When I close my eyes, her smile is tilted slightly towards the sky, as if receiving a silent message meant for her soul alone. She had an outward beauty of course, but her inward beauty was unsurpassed. Calm in times of insurmountable struggles, tremendous trials and personal loss, she had an inner peace that gave her strength. She was one of my father’s sisters who was diagnosed with a rare chronic illness named, Friedreich’s Ataxia. She was my special Aunt Joan.
Aunt Joan was a nurse by trade. As a young woman, she took care of the sick and needy in a Michigan hospital.

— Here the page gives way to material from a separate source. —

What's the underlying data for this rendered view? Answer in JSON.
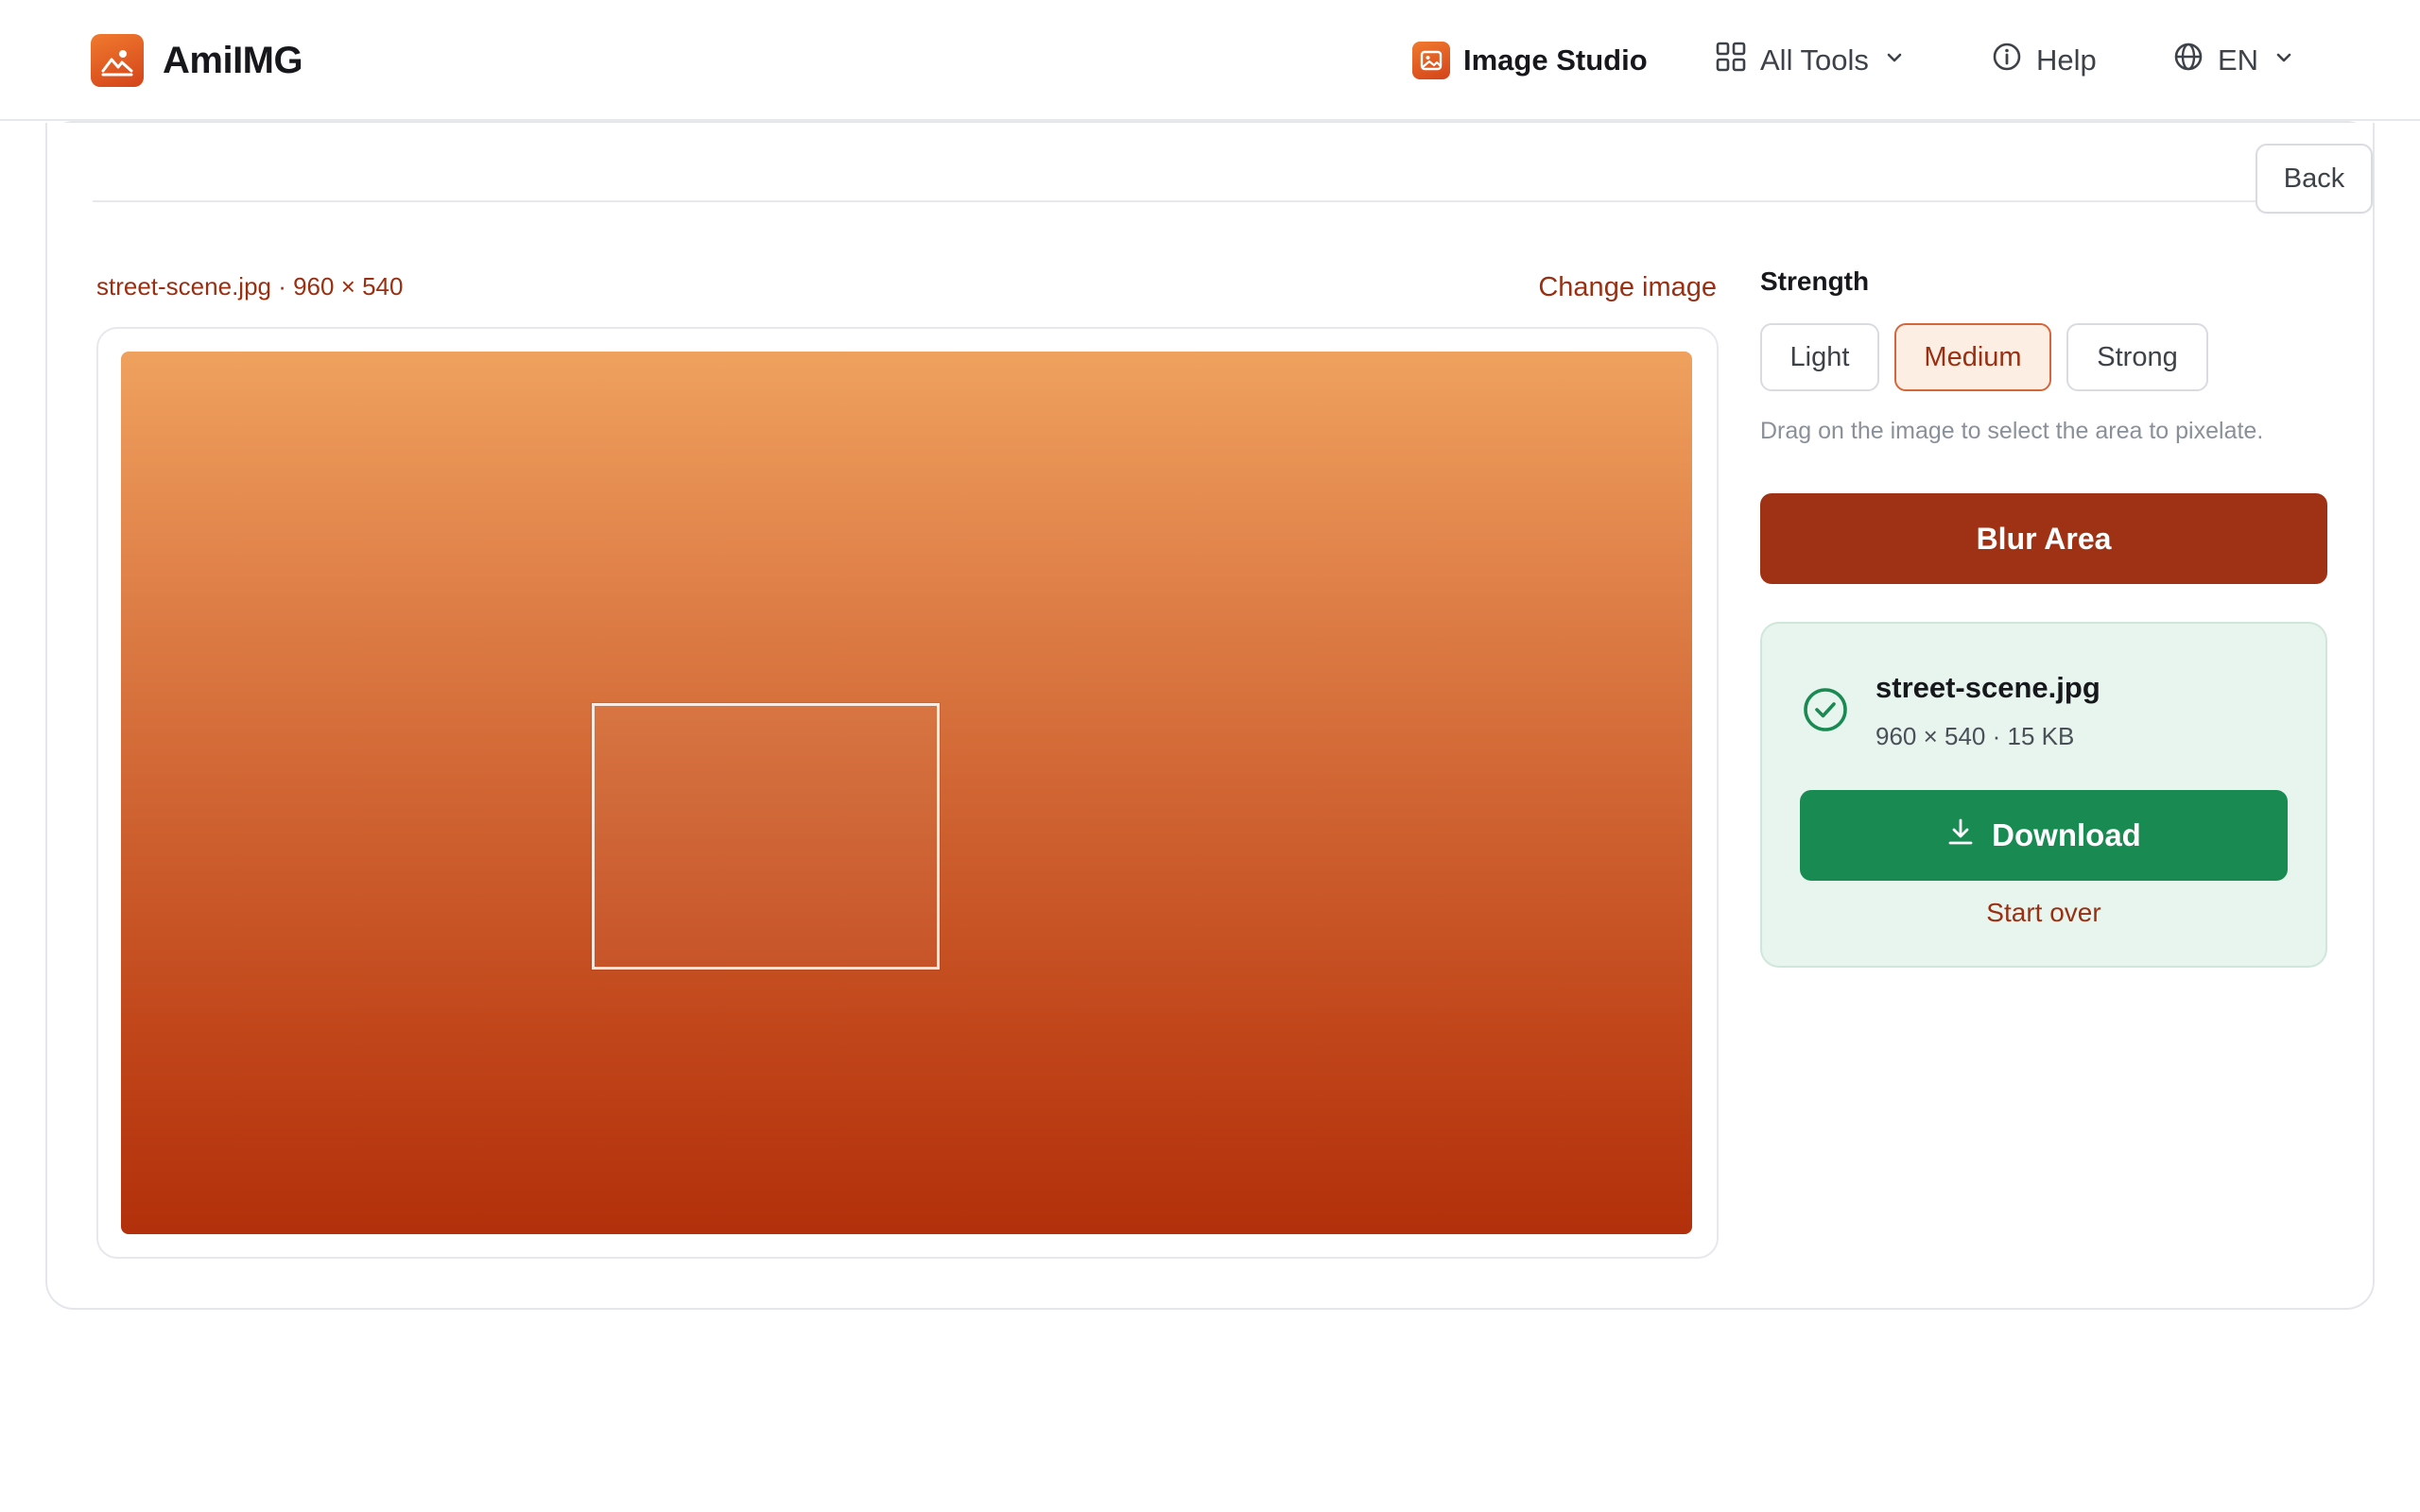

She married a strict Lutheran Preacher with a dry sense of humor. In turn, she became a minister’s wife who eventually bore and raised four children. I often thought my mother was in a ‘race’ of sorts with her. Together with my father’s other five sisters, they were forever having babies. During family gatherings, some of my cousins and I peered under soft yellow blankets to catch the wrinkles of newborns cradled in their laps. I was part of the older group. It was our job to barricade running toddlers before they trashed our grandmother’s goods. We were a lot like the “Kennedy’s” in that way, except our family was never rich or famous.

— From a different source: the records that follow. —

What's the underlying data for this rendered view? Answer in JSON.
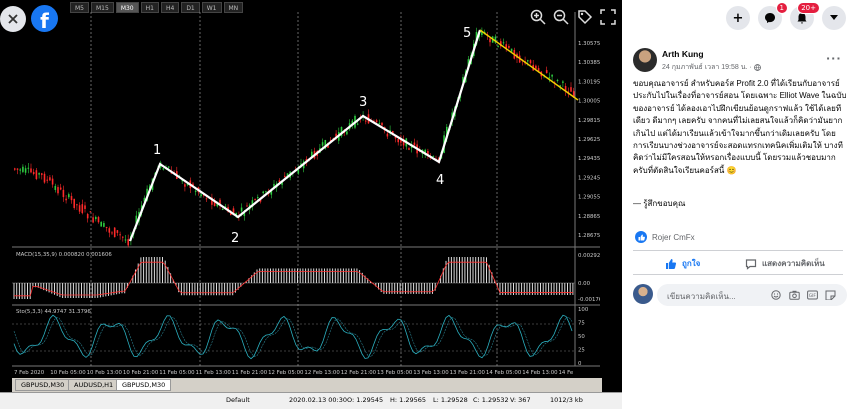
{
  "viewer": {
    "close_icon": "close-icon",
    "facebook_logo": "facebook-logo",
    "tools": [
      "zoom-in-icon",
      "zoom-out-icon",
      "tag-icon",
      "fullscreen-icon"
    ]
  },
  "chart": {
    "timeframes": [
      "M5",
      "M15",
      "M30",
      "H1",
      "H4",
      "D1",
      "W1",
      "MN"
    ],
    "active_timeframe": "M30",
    "price_ticks": [
      "1.30575",
      "1.30385",
      "1.30195",
      "1.30005",
      "1.29815",
      "1.29625",
      "1.29435",
      "1.29245",
      "1.29055",
      "1.28865",
      "1.28675"
    ],
    "macd_label": "MACD(15,35,9) 0.000820 0.001606",
    "macd_ticks": [
      "0.00292",
      "0.00",
      "-0.00176"
    ],
    "stoch_label": "Sto(5,3,3) 44.9747 31.3796",
    "stoch_ticks": [
      "100",
      "75",
      "50",
      "25",
      "0"
    ],
    "date_ticks": [
      "7 Feb 2020",
      "10 Feb 05:00",
      "10 Feb 13:00",
      "10 Feb 21:00",
      "11 Feb 05:00",
      "11 Feb 13:00",
      "11 Feb 21:00",
      "12 Feb 05:00",
      "12 Feb 13:00",
      "12 Feb 21:00",
      "13 Feb 05:00",
      "13 Feb 13:00",
      "13 Feb 21:00",
      "14 Feb 05:00",
      "14 Feb 13:00",
      "14 Fe"
    ],
    "wave_labels": [
      "1",
      "2",
      "3",
      "4",
      "5"
    ],
    "colors": {
      "bull": "#2ecc40",
      "bear": "#ff2a2a",
      "wave": "#ffffff",
      "trend": "#f0d000",
      "macd_line": "#ff3030"
    }
  },
  "tabs": [
    "GBPUSD,M30",
    "AUDUSD,H1",
    "GBPUSD,M30"
  ],
  "active_tab": 2,
  "status_bar": {
    "profile": "Default",
    "datetime": "2020.02.13 00:30",
    "open": "O: 1.29545",
    "high": "H: 1.29565",
    "low": "L: 1.29528",
    "close": "C: 1.29532",
    "volume": "V: 367",
    "traffic": "1012/3 kb"
  },
  "facebook": {
    "header_badges": {
      "messenger": "1",
      "notifications": "20+"
    },
    "author": "Arth Kung",
    "timestamp": "24 กุมภาพันธ์ เวลา 19:58 น. · ",
    "post_text": "ขอบคุณอาจารย์ สำหรับคอร์ส Profit 2.0 ที่ได้เรียนกับอาจารย์ ประกับไปในเรื่องที่อาจารย์สอน โดยเฉพาะ Elliot Wave ในฉบับของอาจารย์ ได้ลองเอาไปฝึกเขียนย้อนดูกราฟแล้ว ใช้ได้เลยทีเดียว ดีมากๆ เลยครับ จากคนที่ไม่เลยสนใจแล้วก็คิดว่ามันยากเกินไป แต่ได้มาเรียนแล้วเข้าใจมากขึ้นกว่าเดิมเลยครับ โดยการเรียนบางช่วงอาจารย์จะสอดแทรกเทคนิคเพิ่มเติมให้ บางทีคิดว่าไม่มีใครสอนให้หรอกเรื่องแบบนี้ โดยรวมแล้วชอบมากครับที่ตัดสินใจเรียนคอร์สนี้ 😊",
    "post_text_2": "— รู้สึกขอบคุณ",
    "reactor": "Rojer CmFx",
    "like_label": "ถูกใจ",
    "comment_label": "แสดงความคิดเห็น",
    "comment_placeholder": "เขียนความคิดเห็น..."
  }
}
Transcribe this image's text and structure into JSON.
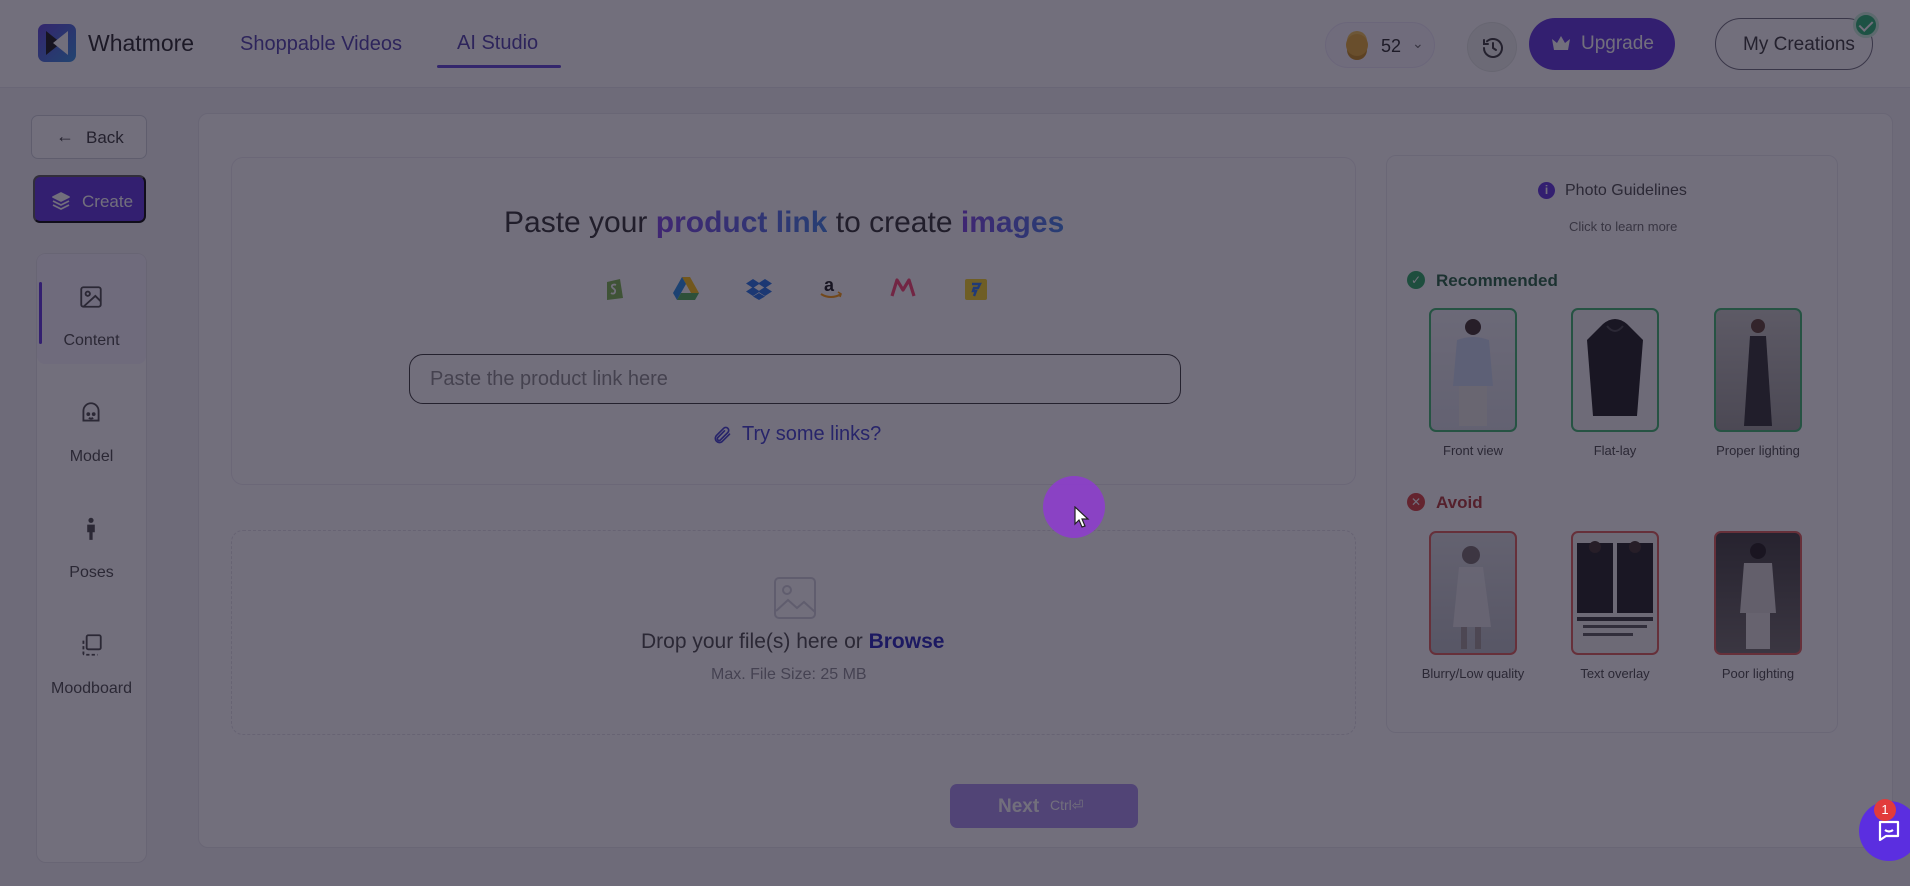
{
  "app": {
    "brand": "Whatmore",
    "nav": {
      "shoppable": "Shoppable Videos",
      "ai_studio": "AI Studio"
    },
    "credits": "52",
    "upgrade": "Upgrade",
    "my_creations": "My Creations"
  },
  "sidebar": {
    "back": "Back",
    "create": "Create",
    "items": [
      {
        "label": "Content",
        "icon": "image-icon"
      },
      {
        "label": "Model",
        "icon": "face-icon"
      },
      {
        "label": "Poses",
        "icon": "person-icon"
      },
      {
        "label": "Moodboard",
        "icon": "layers-icon"
      }
    ]
  },
  "link_section": {
    "headline": {
      "part1": "Paste your",
      "highlight1": "product link",
      "part2": "to create",
      "highlight2": "images"
    },
    "sources": [
      "shopify-icon",
      "google-drive-icon",
      "dropbox-icon",
      "amazon-icon",
      "myntra-icon",
      "flipkart-icon"
    ],
    "input_placeholder": "Paste the product link here",
    "try_links": "Try some links?"
  },
  "upload": {
    "drop_text": "Drop your file(s) here or",
    "browse": "Browse",
    "max_size": "Max. File Size: 25 MB"
  },
  "next": {
    "label": "Next",
    "shortcut": "Ctrl⏎"
  },
  "guidelines": {
    "title": "Photo Guidelines",
    "subtitle": "Click to learn more",
    "recommended": {
      "label": "Recommended",
      "items": [
        "Front view",
        "Flat-lay",
        "Proper lighting"
      ]
    },
    "avoid": {
      "label": "Avoid",
      "items": [
        "Blurry/Low quality",
        "Text overlay",
        "Poor lighting"
      ]
    }
  },
  "chat": {
    "badge": "1"
  },
  "colors": {
    "accent": "#5b2ee0",
    "overlay": "#1c162c",
    "success": "#22a85e",
    "danger": "#d93a35"
  }
}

I don’t remember the order of such, whether Aunt Joan’s diagnosis came before or after her older sister, Helen. They were fairly close in time, as I recall. Either way, Aunt Joan was quite young. I believe she learned of it soon after she bore her fourth and last child, a son. She named her baby, Paul after my father who became his Godfather. How difficult her life must have been, tending to four young children in addition to being the picture-perfect Pastor’s wife? All this while living with such a devastating chronic condition? If she ever questioned God, no one knew. Instead, Aunt Joan was full of gentle smiles, taking her condition in stride while raising her brood of children proudly. Even after her body did not respond to her brain’s unmistakable commands, she persevered. My aunt never complained. Not ever. Not after forty years or more. Not even later in life when she lost her youngest son to a another chronic condition. Life was not fair.

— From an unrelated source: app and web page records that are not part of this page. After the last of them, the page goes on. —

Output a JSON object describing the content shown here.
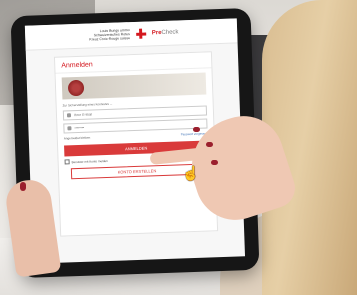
{
  "header": {
    "org_text": "Louis Bungy ummo Schweizerisches Rotes Kreuz Croix-Rouge suisse",
    "brand_main": "Pre",
    "brand_sub": "Check"
  },
  "login": {
    "title": "Anmelden",
    "banner_text": "",
    "info_text": "Zur Sicherstellung eines Kontextes ...",
    "info_link": "",
    "username_value": "Ihrer E-Mail",
    "password_value": "••••••••",
    "remember_label": "Angemeldet bleiben",
    "forgot_link": "Passwort vergessen",
    "login_button": "ANMELDEN",
    "checkbox_label": "Benutzer mit Konto melden",
    "register_button": "KONTO ERSTELLEN",
    "extra_link": "",
    "footer_text": ""
  },
  "colors": {
    "accent": "#d4181f",
    "button": "#d93a3a",
    "link": "#3b6fb5"
  }
}
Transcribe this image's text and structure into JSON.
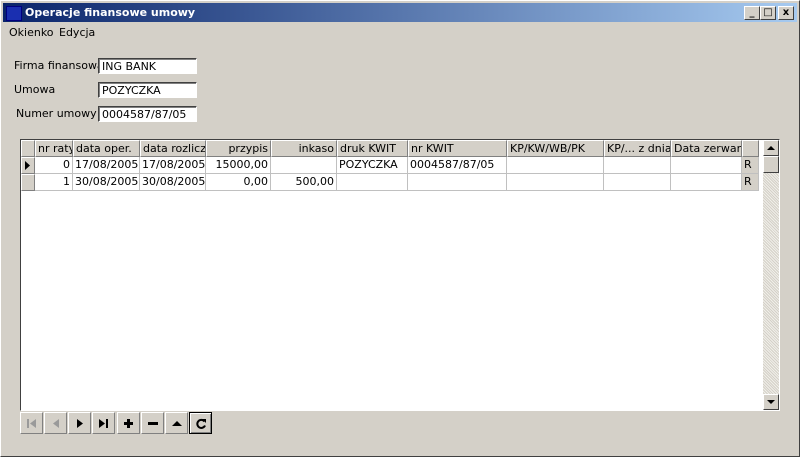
{
  "window": {
    "title": "Operacje finansowe umowy",
    "minimize_glyph": "_",
    "maximize_glyph": "□",
    "close_glyph": "x"
  },
  "menu": [
    "Okienko",
    "Edycja"
  ],
  "form": {
    "firma_label": "Firma finansowa",
    "firma_value": "ING BANK",
    "umowa_label": "Umowa",
    "umowa_value": "POZYCZKA",
    "numer_label": "Numer umowy",
    "numer_value": "0004587/87/05"
  },
  "grid": {
    "columns": [
      "nr raty",
      "data oper.",
      "data rozlicz.",
      "przypis",
      "inkaso",
      "druk KWIT",
      "nr KWIT",
      "KP/KW/WB/PK",
      "KP/... z dnia",
      "Data zerwania",
      ""
    ],
    "rows": [
      [
        "0",
        "17/08/2005",
        "17/08/2005",
        "15000,00",
        "",
        "POZYCZKA",
        "0004587/87/05",
        "",
        "",
        "",
        "R"
      ],
      [
        "1",
        "30/08/2005",
        "30/08/2005",
        "0,00",
        "500,00",
        "",
        "",
        "",
        "",
        "",
        "R"
      ]
    ],
    "current_row": 0
  },
  "navigator": {
    "buttons": [
      "first-icon",
      "prior-icon",
      "next-icon",
      "last-icon",
      "insert-icon",
      "delete-icon",
      "edit-icon",
      "refresh-icon"
    ]
  },
  "colors": {
    "title_start": "#0a246a",
    "title_end": "#a6caf0",
    "face": "#d4d0c8"
  }
}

All of my aunts have given me exceptional gifts. Life Lessons that can’t be learned by reading books or researching on a computer. Growing up, I must have taken subliminal notes scribbled in invisible ink. Lucky for me to have filed them away in a memory journal to be discovered during my own times of adversity. Thank you, Aunt Joan. For your life and the wisdom your shared with me.
Bless you together with your loved ones in heaven above.
Edited from one of my earliest posts 11/16/13 in dedication to my Aunt Joan